The great lengths to which infant formula milk manufacturers go to boost their sales were apparent in a report last week by Singapore's competition watchdog. It showed that some private hospitals have been profiting from sponsorships and payments so certain brands of milk fed to infants in hospitals can gain currency among parents. This is not proper as "aggressive marketing" by incumbent manufacturers, together with consumer biases, can limit competition from new and existing brands, observed the report.

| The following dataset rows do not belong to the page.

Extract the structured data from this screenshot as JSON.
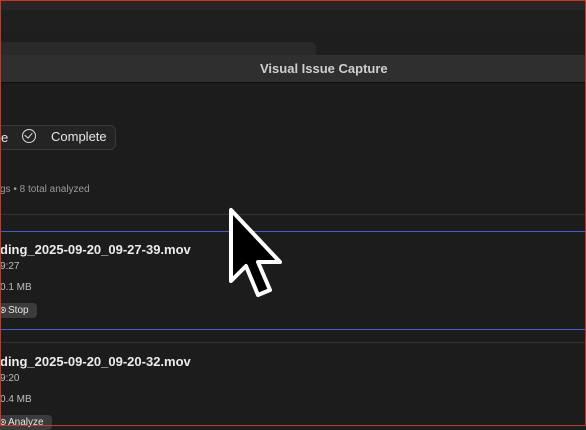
{
  "window": {
    "title": "Visual Issue Capture"
  },
  "status_bar": {
    "left_fragment": "e",
    "complete_label": "Complete"
  },
  "summary": "gs • 8 total analyzed",
  "items": [
    {
      "name": "ding_2025-09-20_09-27-39.mov",
      "time": "9:27",
      "size": "0.1 MB",
      "action": "Stop"
    },
    {
      "name": "ding_2025-09-20_09-20-32.mov",
      "time": "9:20",
      "size": "0.4 MB",
      "action": "Analyze"
    }
  ],
  "colors": {
    "accent_line": "#3b64c6",
    "frame_border": "#c0392b"
  }
}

Thankfully, action is also being taken to regulate nutritional and health claims made by manufacturers. Claims can border ambiguously on the extravagant, if not the misleading. A case in point is the "Gain IQ" tag used for a popular brand of milk powder. The selling point translates into "intestinal quality", if one looks closely at the label. But many parents might get carried away by the notion that the product boosts the intelligence quotient. That impression would be reinforced by the eye-catching image of a bear wearing a graduation cap - an achievement that presumably does not depend on intestinal quality.
Businesses have to compete for market share, of course, but instead of resorting to such advertising, ethical commercial practices should be adopted. There is cause for concern when parents are induced to make choices that collectively drive up prices. Parents feel the pinch as the average price of a tin of infant milk powder has risen by about 120 per cent over the past decade.

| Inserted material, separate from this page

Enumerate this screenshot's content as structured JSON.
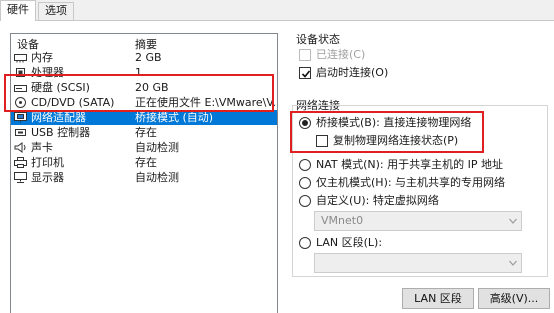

Consumers can play a part by making informed choices and not succumbing to excessive pitches. Ultimately, mother's milk is best for the child, and cow's milk is good enough for older children, so long as it forms a part of a balanced diet. Seeking pricey products for their offspring might gratify indulgent parents but these are not necessarily the best for their children's well-being.